Learn about what I/O options you have and what they can do. To see which options are supported by each module, visit the Technical Specifications page.
Here’s how to connect a G2C1/G2H2 module directly to a PC: Plug the debug cable into J1 on the module board and into a USB port on the PC. Plug the Ethernet cable into J3 on the module board and into the Ethernet port on the PC. Use a coupler if needed. Windows 7/10 Setup Control Panel > Network and Internet > Network and Sharing Center > Change Adapter Settings Right-click on “Local Area Connection” or “Ethernet” and choose Properties. Double-click on Internet Protocol Version 4 (TCP/IPv4). Click “Use the following IP address” and enter the following: IP Address: 192.168.0.5 Subnet mask: 255.255.255.0 Default gateway: Leave blank Click “Use the following DNS server addresses” and leave both fields blank. G2Link Setup Network Setup > I’m using an Ethernet cable > I’m using a static address. IP Address: 192.168.0.100 Subnet Mask: 255.255.255.0 Default Gateway: 192.168.155.100
In order for your microcontroller to communicate with the QML Viewer (a tool for loading QML documents that makes it easy to quickly develop and debug QML applications) messages being sent need to be translated. We have created a set of tools called the Serial Input/Output Agent (SIO) and Translator Input/Output Agent (TIO) to make this microcontroller interface translation happen. You might also benefit from watching this 11 min video on the architecture. The architecture assumes the display modules run the high-level Graphic User Interface (GUI) and interfaces (over serial, Ethernet, CAN, etc) to other intelligent agents that perform the embedded product’s Core Functions (such as running a skin laser, process control, sorting vegetables by color). Reach provides the software components needed to connect the GUI to an external microcontroller via a serial port. This includes a translation layer that insulates the Core Function microcontroller from GUI changes. This separation allows [...]
UART is one of the onboard interface options available on display modules. Linux device names can be found in the tables below by model type: G2C1 and G2H2. Read more about I/O Options between modules. G2C1 UART Names G2H2 UART Names A universal asynchronous receiver/transmitter, abbreviated UART, is a computer hardware device that translates data between parallel and serial forms.
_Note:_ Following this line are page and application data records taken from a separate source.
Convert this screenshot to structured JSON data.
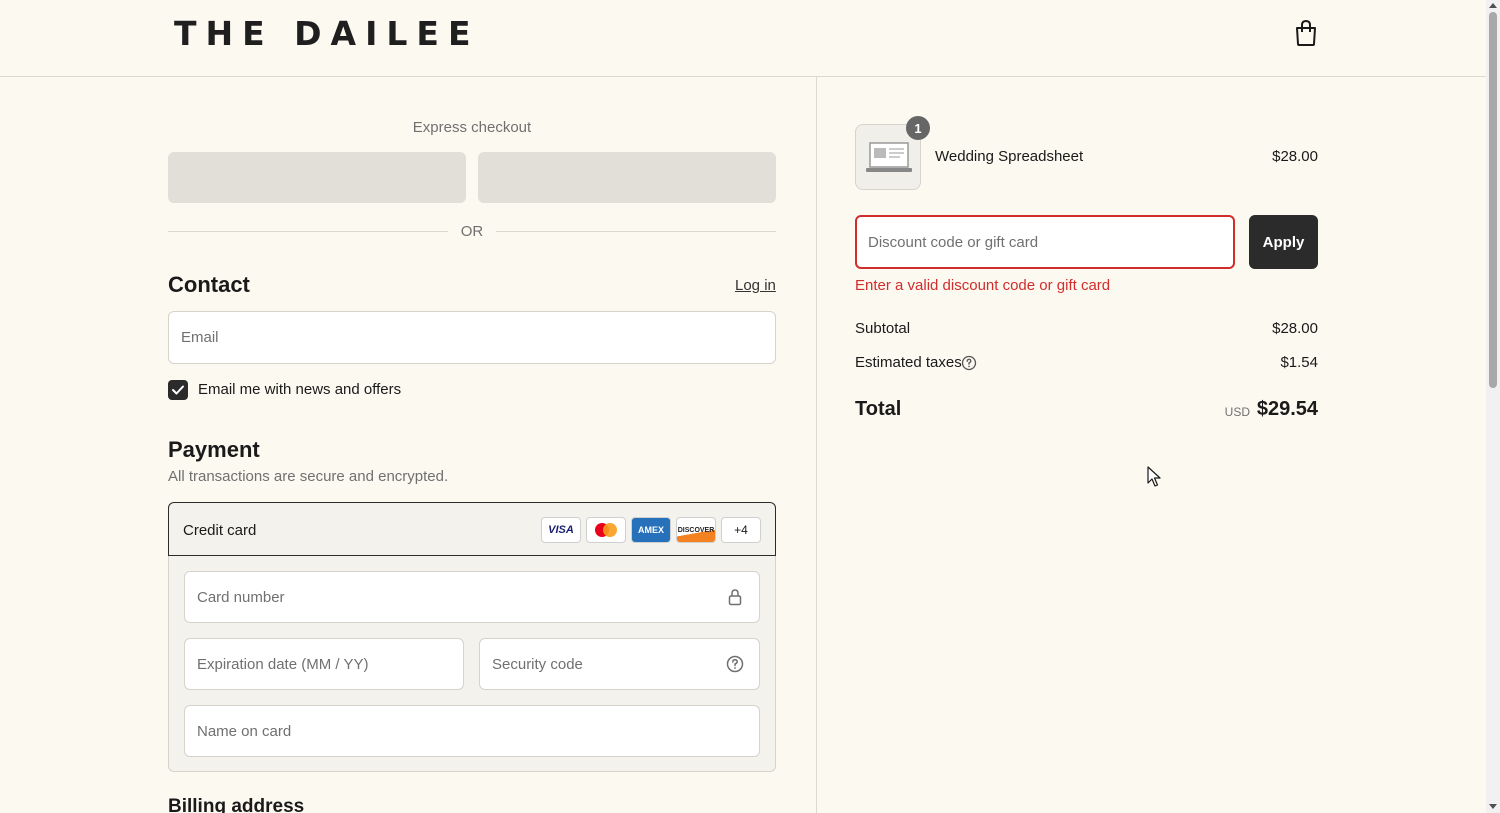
{
  "header": {
    "logo_text": "THE DAILEE",
    "cart_icon": "shopping-bag-icon"
  },
  "express_checkout": {
    "label": "Express checkout",
    "or_text": "OR"
  },
  "contact": {
    "title": "Contact",
    "login_link": "Log in",
    "email_placeholder": "Email",
    "newsletter_label": "Email me with news and offers",
    "newsletter_checked": true
  },
  "payment": {
    "title": "Payment",
    "subtitle": "All transactions are secure and encrypted.",
    "method_label": "Credit card",
    "card_logos": [
      "VISA",
      "mastercard",
      "AMEX",
      "DISCOVER"
    ],
    "more_cards": "+4",
    "card_number_placeholder": "Card number",
    "expiration_placeholder": "Expiration date (MM / YY)",
    "security_code_placeholder": "Security code",
    "name_on_card_placeholder": "Name on card"
  },
  "billing": {
    "title": "Billing address"
  },
  "order_summary": {
    "item": {
      "name": "Wedding Spreadsheet",
      "price": "$28.00",
      "quantity": "1"
    },
    "discount": {
      "placeholder": "Discount code or gift card",
      "apply_label": "Apply",
      "error": "Enter a valid discount code or gift card"
    },
    "subtotal_label": "Subtotal",
    "subtotal_value": "$28.00",
    "taxes_label": "Estimated taxes",
    "taxes_value": "$1.54",
    "total_label": "Total",
    "total_currency": "USD",
    "total_value": "$29.54"
  },
  "colors": {
    "background": "#fcf9f1",
    "error": "#d12d2d",
    "button_dark": "#2b2b2b"
  }
}
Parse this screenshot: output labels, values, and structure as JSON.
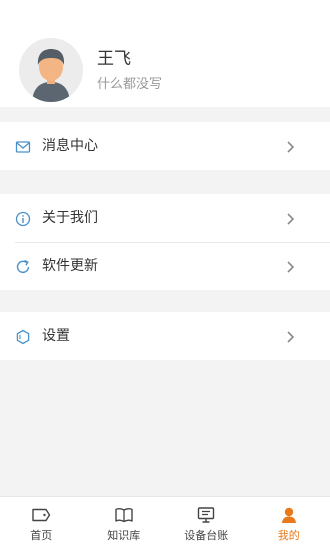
{
  "profile": {
    "name": "王飞",
    "signature": "什么都没写"
  },
  "menu_groups": [
    [
      {
        "label": "消息中心",
        "icon": "mail-icon"
      }
    ],
    [
      {
        "label": "关于我们",
        "icon": "info-icon"
      },
      {
        "label": "软件更新",
        "icon": "refresh-icon"
      }
    ],
    [
      {
        "label": "设置",
        "icon": "hexagon-settings-icon"
      }
    ]
  ],
  "tabbar": {
    "tabs": [
      {
        "label": "首页",
        "icon": "home-tag-icon",
        "active": false
      },
      {
        "label": "知识库",
        "icon": "book-icon",
        "active": false
      },
      {
        "label": "设备台账",
        "icon": "monitor-icon",
        "active": false
      },
      {
        "label": "我的",
        "icon": "person-icon",
        "active": true
      }
    ]
  },
  "colors": {
    "accent": "#e87a1c",
    "icon_blue": "#4a90c9",
    "page_bg": "#f4f3f3"
  }
}
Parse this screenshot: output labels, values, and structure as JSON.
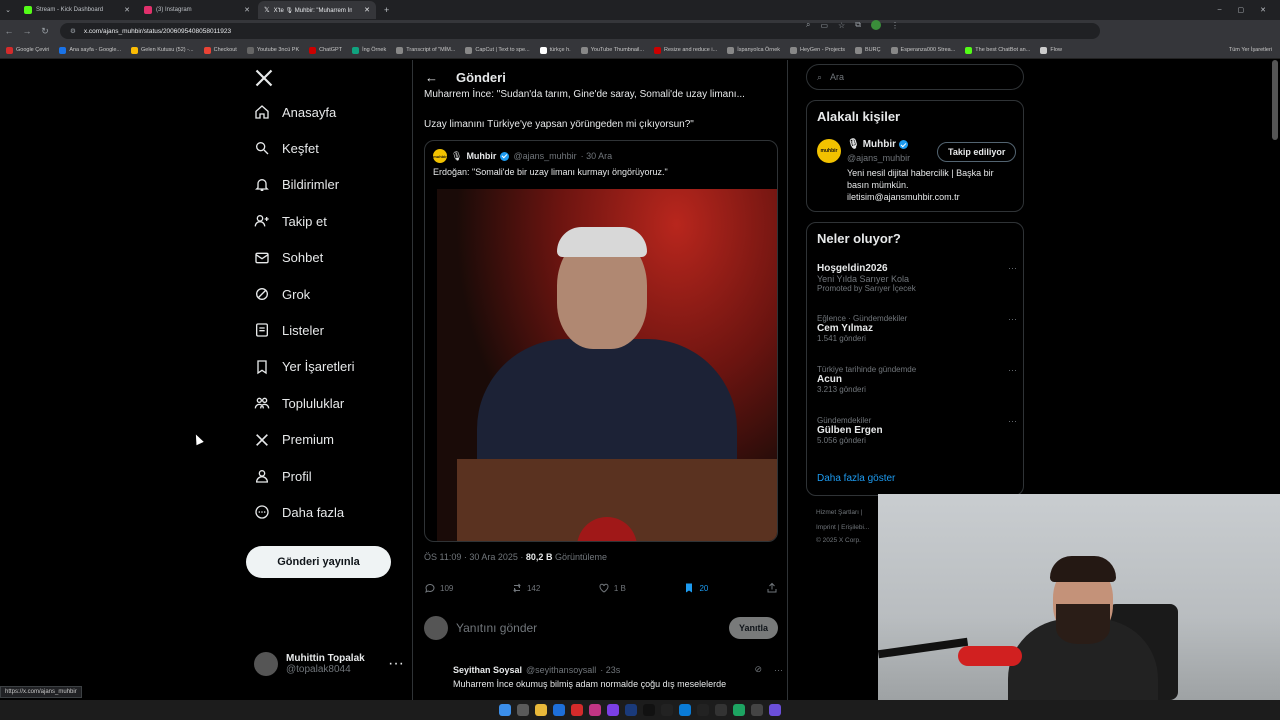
{
  "browser": {
    "tabs": [
      {
        "label": "Stream - Kick Dashboard",
        "color": "#53fc18"
      },
      {
        "label": "(3) Instagram",
        "color": "#e1306c"
      },
      {
        "label": "X'te 🎙 Muhbir: \"Muharrem İn...",
        "color": "#ffffff"
      }
    ],
    "url": "x.com/ajans_muhbir/status/2006095408058011923",
    "bookmarks": [
      "Google Çeviri",
      "Ana sayfa - Google...",
      "Gelen Kutusu (52) -...",
      "Checkout",
      "Youtube 3ncü PK",
      "ChatGPT",
      "İng Örnek",
      "Transcript of \"MİM...",
      "CapCut | Text to spe...",
      "türkçe h.",
      "YouTube Thumbnail...",
      "Resize and reduce i...",
      "İspanyolca Örnek",
      "HeyGen - Projects",
      "BURÇ",
      "Esperanza000 Strea...",
      "The best ChatBot an...",
      "Flow"
    ],
    "all_bookmarks": "Tüm Yer İşaretleri",
    "status_url": "https://x.com/ajans_muhbir"
  },
  "nav": {
    "items": [
      "Anasayfa",
      "Keşfet",
      "Bildirimler",
      "Takip et",
      "Sohbet",
      "Grok",
      "Listeler",
      "Yer İşaretleri",
      "Topluluklar",
      "Premium",
      "Profil",
      "Daha fazla"
    ],
    "post_button": "Gönderi yayınla",
    "account_name": "Muhittin Topalak",
    "account_handle": "@topalak8044"
  },
  "post": {
    "header": "Gönderi",
    "line1": "Muharrem İnce: \"Sudan'da tarım, Gine'de saray, Somali'de uzay limanı...",
    "line2": "Uzay limanını Türkiye'ye yapsan yörüngeden mi çıkıyorsun?\"",
    "quote_name": "Muhbir",
    "quote_handle": "@ajans_muhbir",
    "quote_date": "· 30 Ara",
    "quote_text": "Erdoğan: \"Somali'de bir uzay limanı kurmayı öngörüyoruz.\"",
    "time": "ÖS 11:09 · 30 Ara 2025 ·",
    "views": "80,2 B",
    "views_label": "Görüntüleme",
    "replies": "109",
    "reposts": "142",
    "likes": "1 B",
    "bookmarks": "20",
    "reply_placeholder": "Yanıtını gönder",
    "reply_button": "Yanıtla",
    "comment_name": "Seyithan Soysal",
    "comment_handle": "@seyithansoysall",
    "comment_time": "· 23s",
    "comment_text": "Muharrem İnce okumuş bilmiş adam normalde çoğu dış meselelerde"
  },
  "sidebar": {
    "search_placeholder": "Ara",
    "related_title": "Alakalı kişiler",
    "person_name": "Muhbir",
    "person_handle": "@ajans_muhbir",
    "follow_label": "Takip ediliyor",
    "bio": "Yeni nesil dijital habercilik | Başka bir basın mümkün. iletisim@ajansmuhbir.com.tr",
    "trends_title": "Neler oluyor?",
    "trends": [
      {
        "cat": "",
        "title": "Hoşgeldin2026",
        "sub": "Yeni Yılda Sarıyer Kola",
        "count": "Promoted by Sarıyer İçecek"
      },
      {
        "cat": "Eğlence · Gündemdekiler",
        "title": "Cem Yılmaz",
        "sub": "",
        "count": "1.541 gönderi"
      },
      {
        "cat": "Türkiye tarihinde gündemde",
        "title": "Acun",
        "sub": "",
        "count": "3.213 gönderi"
      },
      {
        "cat": "Gündemdekiler",
        "title": "Gülben Ergen",
        "sub": "",
        "count": "5.056 gönderi"
      }
    ],
    "show_more": "Daha fazla göster",
    "footer1": "Hizmet Şartları |",
    "footer2": "Imprint | Erişilebi...",
    "footer3": "© 2025 X Corp."
  },
  "colors": {
    "accent": "#1d9bf0",
    "brand_yellow": "#f2c200"
  }
}
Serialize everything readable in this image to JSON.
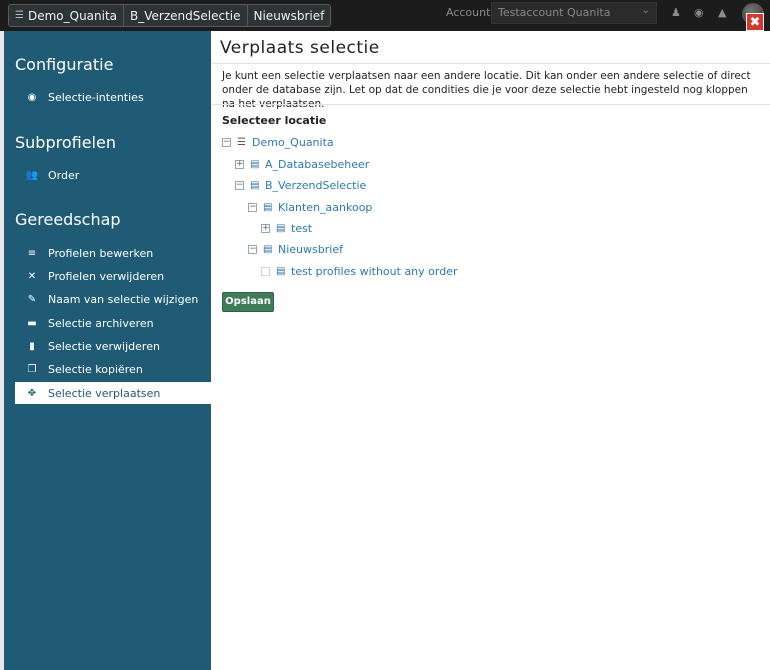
{
  "topbar": {
    "breadcrumbs": [
      "Demo_Quanita",
      "B_VerzendSelectie",
      "Nieuwsbrief"
    ],
    "account_label": "Account",
    "account_value": "Testaccount Quanita",
    "icons": [
      "user-secret-icon",
      "eye-icon",
      "bell-icon"
    ],
    "close_glyph": "✖"
  },
  "sidebar": {
    "sections": {
      "configuratie": {
        "title": "Configuratie",
        "items": [
          {
            "label": "Selectie-intenties",
            "icon": "circle-dot-icon"
          }
        ]
      },
      "subprofielen": {
        "title": "Subprofielen",
        "items": [
          {
            "label": "Order",
            "icon": "users-icon"
          }
        ]
      },
      "gereedschap": {
        "title": "Gereedschap",
        "items": [
          {
            "label": "Profielen bewerken",
            "icon": "sliders-icon"
          },
          {
            "label": "Profielen verwijderen",
            "icon": "user-remove-icon"
          },
          {
            "label": "Naam van selectie wijzigen",
            "icon": "edit-icon"
          },
          {
            "label": "Selectie archiveren",
            "icon": "archive-icon"
          },
          {
            "label": "Selectie verwijderen",
            "icon": "trash-icon"
          },
          {
            "label": "Selectie kopiëren",
            "icon": "copy-icon"
          },
          {
            "label": "Selectie verplaatsen",
            "icon": "move-icon",
            "active": true
          }
        ]
      }
    }
  },
  "main": {
    "title": "Verplaats selectie",
    "description": "Je kunt een selectie verplaatsen naar een andere locatie. Dit kan onder een andere selectie of direct onder de database zijn. Let op dat de condities die je voor deze selectie hebt ingesteld nog kloppen na het verplaatsen.",
    "location_title": "Selecteer locatie",
    "tree": [
      {
        "label": "Demo_Quanita",
        "toggle": "⊟",
        "icon": "database-icon"
      },
      {
        "label": "A_Databasebeheer",
        "toggle": "⊞",
        "icon": "filter-doc-icon"
      },
      {
        "label": "B_VerzendSelectie",
        "toggle": "⊟",
        "icon": "filter-doc-icon"
      },
      {
        "label": "Klanten_aankoop",
        "toggle": "⊟",
        "icon": "filter-doc-icon"
      },
      {
        "label": "test",
        "toggle": "⊞",
        "icon": "filter-doc-icon"
      },
      {
        "label": "Nieuwsbrief",
        "toggle": "⊟",
        "icon": "filter-doc-icon"
      },
      {
        "label": "test profiles without any order",
        "toggle": "",
        "icon": "filter-doc-icon"
      }
    ],
    "save_label": "Opslaan"
  }
}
The baud rate is set in the init script on the module: /etc/init.d/sio-agent. You can change this using various approaches. If you’re familiar with Linux and the ‘vi’ editor, you can use a terminal emulator connected to the debug port, login as ‘root’, with no password, then edit the file, and change the default baud rate to another. Simply reboot the module for the change to take effect. Another approach would be to use G2Link. Connect to the display module’s debug port with the “Select Serial Port” button, then click on View>-Advanced View, then click on “Edit SIO settings”. You can select the desired baud rate from the pull-down, then click OK. This will edit the sio-agent script for you. Another approach is to use G2Link, connect to the debug port as before, but then click “View Files in Explorer”. When the file browser window appears, click on “conifg”, then click on [...]
The +5_EXT signal is for powering small external circuits. This signal comes from the +5V DC input to the display module and is routed through a PTC resettable fuse. The PTC has a rating of 2A at 20C or 1.5A at 60C, and this is the power budget for the combined total of all +5V_EXT outputs. Also, each individual +5_EXT pin is limited to 1A max.
The SD Card section discusses the tools you can use.
The On-Board Flash section discusses the process.
This is covered in our Application Note, AN-117, found in the Application Notes section in the G2H Software Documentation.
Yes, our controllers with the CAN option support the CAN 2.0B protocol specification.